Elementary Schoolers ‘Follow the Voyage’ to earn their sea legs
The Massachusetts Maritime Academy will soon be retiring its training vessel, the TS Kennedy, in favor of a new ship.
For opinions on what the new ship should look like, the Academy turned to an unlikely focus group — Elizabeth Hayes’s fourth grade class at Wareham Elementary School.
On Monday, Feb. 13, fourth graders wrote letters to Captain Michael Campbell about what they felt should be included in the TS Kennedy’s replacement.
Kallie Alsheimer said that crew members should have bigger sleeping quarters.
“They are probably wanting to go home to a big bed,” Kallie wrote. “I think [their beds] would be uncomfortable to sleep on. And I don’t like small spaces so I wouldn’t like it there.”
Brenna Cardoza said that the new ship should have a movie theater.
Ricardo Clermont said that it should have a frozen yogurt machine.
The letters marked the end of Follow the Voyage, a nautical learning unit for the Elementary School’s STEAM (Science, Technology, Engineering, Art and Mathematics) students.
The students learned about the Academy’s Sea Term, in which students sail around the world on a training ship to experience life at sea.
“The kids get to learn about everything ocean, sea and maritime-related,” Hayes said.
Many Elementary School staff members have relatives on the TS Kennedy.
At the beginning of each class, students received updates about the ship as it made its way to Puerto Rico, Barbados, Aruba and the U.S. Virgin Islands.
Captain Campbell sent a daily letter to the entire student body.
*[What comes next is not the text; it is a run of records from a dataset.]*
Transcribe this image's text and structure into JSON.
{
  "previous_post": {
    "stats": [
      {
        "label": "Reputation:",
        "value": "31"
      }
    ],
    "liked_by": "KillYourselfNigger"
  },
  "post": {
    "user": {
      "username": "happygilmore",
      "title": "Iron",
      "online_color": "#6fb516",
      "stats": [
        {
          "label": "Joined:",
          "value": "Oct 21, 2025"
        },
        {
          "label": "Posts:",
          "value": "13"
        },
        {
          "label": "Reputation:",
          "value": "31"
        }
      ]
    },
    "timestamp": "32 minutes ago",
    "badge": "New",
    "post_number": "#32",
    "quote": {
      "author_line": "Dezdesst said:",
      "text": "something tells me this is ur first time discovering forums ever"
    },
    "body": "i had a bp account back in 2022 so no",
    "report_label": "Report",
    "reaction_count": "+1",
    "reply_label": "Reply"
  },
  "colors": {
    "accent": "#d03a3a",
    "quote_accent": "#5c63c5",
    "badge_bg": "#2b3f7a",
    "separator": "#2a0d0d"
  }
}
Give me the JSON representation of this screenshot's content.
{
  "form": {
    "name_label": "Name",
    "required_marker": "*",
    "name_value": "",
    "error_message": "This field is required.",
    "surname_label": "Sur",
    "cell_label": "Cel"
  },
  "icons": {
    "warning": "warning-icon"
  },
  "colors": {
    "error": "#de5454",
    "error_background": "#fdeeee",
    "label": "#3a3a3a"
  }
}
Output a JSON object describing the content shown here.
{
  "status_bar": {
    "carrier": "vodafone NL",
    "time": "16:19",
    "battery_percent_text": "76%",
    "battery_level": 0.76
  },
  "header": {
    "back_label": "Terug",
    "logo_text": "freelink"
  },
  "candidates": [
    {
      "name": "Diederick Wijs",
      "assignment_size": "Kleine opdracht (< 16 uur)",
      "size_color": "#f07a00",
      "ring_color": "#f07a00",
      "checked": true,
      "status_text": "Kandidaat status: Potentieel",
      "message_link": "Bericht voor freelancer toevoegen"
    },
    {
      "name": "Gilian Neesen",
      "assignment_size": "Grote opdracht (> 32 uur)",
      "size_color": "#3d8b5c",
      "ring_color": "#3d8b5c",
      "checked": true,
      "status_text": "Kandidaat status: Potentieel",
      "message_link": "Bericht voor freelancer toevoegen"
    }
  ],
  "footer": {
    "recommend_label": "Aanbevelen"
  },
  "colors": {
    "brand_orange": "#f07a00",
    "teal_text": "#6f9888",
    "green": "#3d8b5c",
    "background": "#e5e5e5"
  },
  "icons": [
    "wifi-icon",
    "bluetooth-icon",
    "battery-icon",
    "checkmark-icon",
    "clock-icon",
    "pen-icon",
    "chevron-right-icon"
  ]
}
His captain's log from each day was incorporated into that day’s class.
“It’s been very cool,” said third grader Joshua Robbins, “seeing and hearing about what they’re doing.”
Third grader Catie Lariviere learned one very important lesson from the classes.
“Don’t look over the boat because you might fall in,” she said. “I did that before, and I fell in the water and I almost drowned.”
“You almost drowned?” Asked third grader Rylee Mullen.
“I was three years old back then!” Catie replied.
Groups of third and fourth graders learned the science of shipbuilding by designing and building miniature lifeboats. The tin foil, egg carton, paper cup and popsicle stick lifeboats had to fit 75 “passengers” (actually tiny building blocks) without capsizing.
Hayes explained that the project teaches communication, teamwork and mathematical principles.
Catie’s group made their lifeboat look like a spider, because, as she explained, “everyone knows sharks are afraid of spiders.”
“No they’re not!” Rylee said.
“Yes they are,” Catie insisted.
Some students said that the Follow the Voyage program made them want to spend time at sea, while others preferred to remain landlubbers.
“I think I would get seasick,” Brenna said.
The students also participated in a canned food drive for Damien’s Place Family Food Pantry. Students were asked to collect 132 cans, in honor of the Massachusetts Maritime Academy’s 132nd anniversary, but they collected a grand total of 757.